What’s not to love about Jughead hating on Reggie in Laugh #12 from 1989?! I love stories where Jughead shows how smart he is, especially when going toe-to-toe with Reggie or Veronica. He can handle those two so well, sometimes to help his pal Archie, or just because he needs something to do — but you do not want to mess with Jughead. Now, by this time Dan had been working with Archie for decades and he was still at the top of his game. Look at the outfits, hair, expressions, all so great. I wanted to point out this one was inked by Dan’s son, Jim. Both sons — Dan Jr. and Jimmy — worked with Archie for years with their father and on their own.
Given that it’s December and Christmas covers are such a big thing at Archie, I had to include one of DeCarlo’s best, Archie’s Christmas Stocking #2 from 1994. DeCarlo always captured the fun of the teenage years and this one really is about as classic as you can get. It’s such a clever cover idea and their happy faces really capture the fun.
The last two choices come from the same issue, Archie #658 from 2014. I actually love DeCarlo’s pin-ups a little more than his covers.
Years ago, there was a Jughead pin-up where he was eating a burger. The way Dan had Jug’s hands and fingers wrapped around the massive burger, his feet wrapped around the kick bar at Pop’s to stabilize himself, was really well done. Apparently, Dan had a little more freedom and time to do what he wanted with the pin-ups and when he was inspired, it showed.

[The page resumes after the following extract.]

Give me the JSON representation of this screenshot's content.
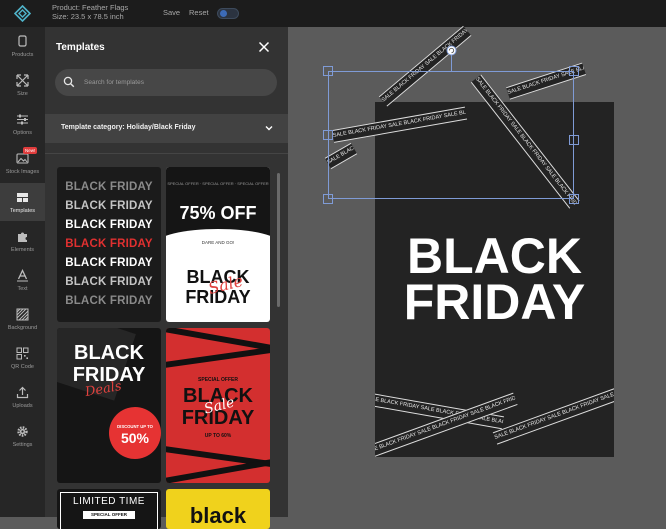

A lot of the pin-ups would be a one-page gag, or something cute, and it could really feature anyone in the cast, not just Betty and Veronica. So, we were kicking around ways to do some kind of throwback and we retooled some pin-ups as new variant covers. These were colored by Rosario “Tito” Pena, who is on staff and colors almost all the classic covers. His coloring on the classic stuff is always amazing; modern but perfectly handled. Also, look at all the beautifully intricate patterns on the bathing suits; great fashion was always part of Dan’s talents.
Mike Pellerito is co-president of Archie Comics.
— Dig This Rare 1968 REGGIE Christmas Tale Drawn by DAN DeCARLO. Click here.
— Dig This Groovy BETTY AND VERONICA Christmas Tale Drawn by DAN DeCARLO. Click here.